ARSC Recognizes 10 Notable Recordings Entering Public Domain on Jan. 1, 2022.
EUGENE, Ore., Dec. 8, 2021 /PRNewswire/ — An estimated 400,000 sound recordings are about to enter the U.S. public domain, the first time an event like this has occurred in America’s long history of recorded sound. On January 1, 2022, all of them become legally available to the public for any type of use. Imported recordings will also be part of this Public Domain Day. Already free to use in their own countries, they had to wait for U.S. copyright law to catch up before they could be freely used here.
Because of the sheer number of recordings and the era they come from (recordings made before 1923), a panel of seven experts identified 60 recordings for the initial list and then members of ARSC were invited to vote on which 10 they felt best represented the age.
Old as they may be, these recordings document in surprisingly good sound the first beginnings of jazz, the blues, vaudeville, early pro- and anti-war hit songs, and some of the greatest classical artists ever to have lived. They also include historically important spoken sound recordings of the people who battled for and against passage of the 19th Amendment to the U.S Constitution, and prohibition too.
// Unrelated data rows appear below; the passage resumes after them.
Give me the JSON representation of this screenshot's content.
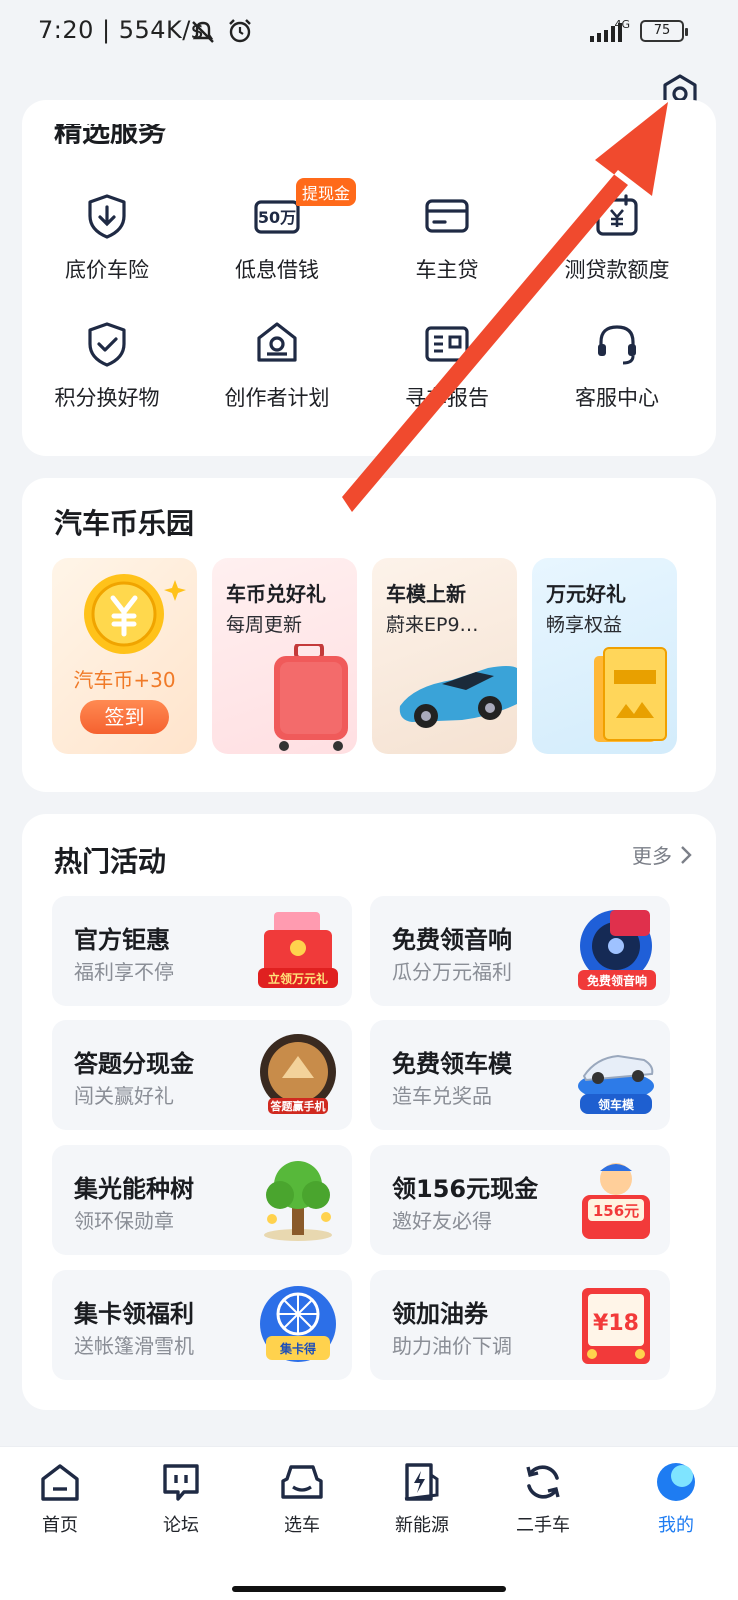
{
  "status_bar": {
    "time": "7:20 | 554K/s",
    "network": "4G",
    "battery": "75"
  },
  "services": {
    "title": "精选服务",
    "items": [
      {
        "label": "底价车险",
        "icon": "shield-download-icon"
      },
      {
        "label": "低息借钱",
        "icon": "fifty-wan-icon",
        "badge": "提现金"
      },
      {
        "label": "车主贷",
        "icon": "card-icon"
      },
      {
        "label": "测贷款额度",
        "icon": "calendar-yen-icon"
      },
      {
        "label": "积分换好物",
        "icon": "shield-check-icon"
      },
      {
        "label": "创作者计划",
        "icon": "creator-house-icon"
      },
      {
        "label": "寻车报告",
        "icon": "report-icon"
      },
      {
        "label": "客服中心",
        "icon": "headset-icon"
      }
    ]
  },
  "coins": {
    "title": "汽车币乐园",
    "checkin_reward": "汽车币+30",
    "checkin_button": "签到",
    "tiles": [
      {
        "title": "车币兑好礼",
        "subtitle": "每周更新"
      },
      {
        "title": "车模上新",
        "subtitle": "蔚来EP9…"
      },
      {
        "title": "万元好礼",
        "subtitle": "畅享权益"
      }
    ]
  },
  "events": {
    "title": "热门活动",
    "more": "更多",
    "items": [
      {
        "title": "官方钜惠",
        "subtitle": "福利享不停",
        "art_text": "立领万元礼"
      },
      {
        "title": "免费领音响",
        "subtitle": "瓜分万元福利",
        "art_text": "免费领音响"
      },
      {
        "title": "答题分现金",
        "subtitle": "闯关赢好礼",
        "art_text": "答题赢手机"
      },
      {
        "title": "免费领车模",
        "subtitle": "造车兑奖品",
        "art_text": "领车模"
      },
      {
        "title": "集光能种树",
        "subtitle": "领环保勋章",
        "art_text": ""
      },
      {
        "title": "领156元现金",
        "subtitle": "邀好友必得",
        "art_text": "156元"
      },
      {
        "title": "集卡领福利",
        "subtitle": "送帐篷滑雪机",
        "art_text": "集卡得"
      },
      {
        "title": "领加油券",
        "subtitle": "助力油价下调",
        "art_text": "¥18"
      }
    ]
  },
  "nav": {
    "items": [
      {
        "label": "首页",
        "icon": "home-icon"
      },
      {
        "label": "论坛",
        "icon": "forum-icon"
      },
      {
        "label": "选车",
        "icon": "car-icon"
      },
      {
        "label": "新能源",
        "icon": "charging-icon"
      },
      {
        "label": "二手车",
        "icon": "refresh-icon"
      },
      {
        "label": "我的",
        "icon": "profile-icon"
      }
    ]
  },
  "colors": {
    "accent_orange": "#ff6a1a",
    "annotation_red": "#f04a2e",
    "text_dark": "#1a1c20",
    "text_gray": "#8a8e96"
  }
}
Discover the 10 most notable recordings at www.arsc-audio.org/publicdomainpre23.html. Click the link and then click on the title of the recording you want to hear. You’re ready to listen. All 60 of the recordings the experts considered are here. Hungry for more? ARSC members added another 23 recordings. A holiday feast for the ears.
ARSC membership represents knowledgeable experts on every aspect of recorded sound. We are a nonprofit dedicated to the preservation and study of sound recordings, in all genres of music and speech, in all formats, and from all periods. ARSC is unique in bringing together private individuals and institutional professionals. We welcome everyone with a serious interest in recorded sound.
Please note: Some recordings of this period may contain offensive language and stereotypes. The views and historical characterizations on the list of chosen recordings express the opinions of those members who submitted candidates, and do not necessarily represent the views of ARSC.
-Association for Recorded Sound Collections (ARSC)